╭─ Given records

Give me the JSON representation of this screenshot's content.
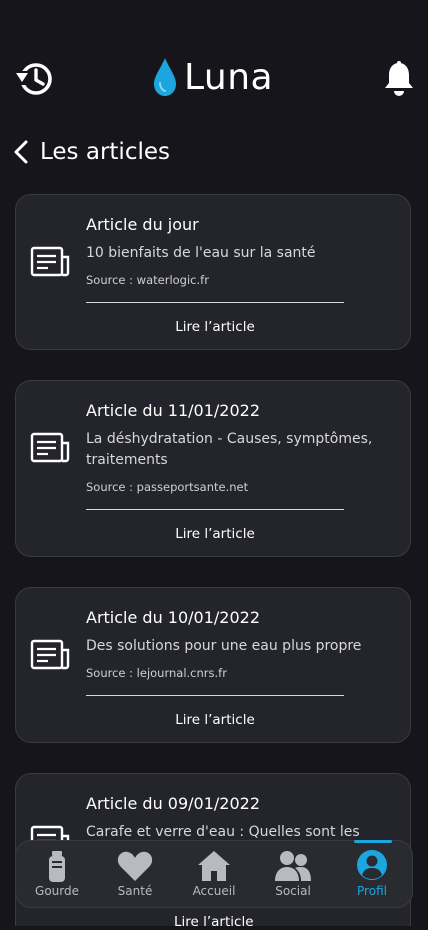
{
  "app": {
    "name": "Luna"
  },
  "header": {
    "title": "Les articles"
  },
  "articles": [
    {
      "title": "Article du jour",
      "description": "10 bienfaits de l'eau sur la santé",
      "source": "Source : waterlogic.fr",
      "link_label": "Lire l’article"
    },
    {
      "title": "Article du 11/01/2022",
      "description": "La déshydratation - Causes, symptômes, traitements",
      "source": "Source : passeportsante.net",
      "link_label": "Lire l’article"
    },
    {
      "title": "Article du 10/01/2022",
      "description": "Des solutions pour une eau plus propre",
      "source": "Source : lejournal.cnrs.fr",
      "link_label": "Lire l’article"
    },
    {
      "title": "Article du 09/01/2022",
      "description": "Carafe et verre d'eau : Quelles sont les",
      "link_label": "Lire l’article"
    }
  ],
  "nav": {
    "items": [
      {
        "label": "Gourde",
        "icon": "bottle-icon"
      },
      {
        "label": "Santé",
        "icon": "heart-icon"
      },
      {
        "label": "Accueil",
        "icon": "home-icon"
      },
      {
        "label": "Social",
        "icon": "users-icon"
      },
      {
        "label": "Profil",
        "icon": "profile-icon"
      }
    ],
    "active": "Profil"
  },
  "colors": {
    "background": "#15151b",
    "card": "#24252c",
    "accent": "#1ca6df",
    "drop": "#1ca6df"
  }
}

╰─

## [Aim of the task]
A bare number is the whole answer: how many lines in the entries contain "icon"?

## [Output of the task]
5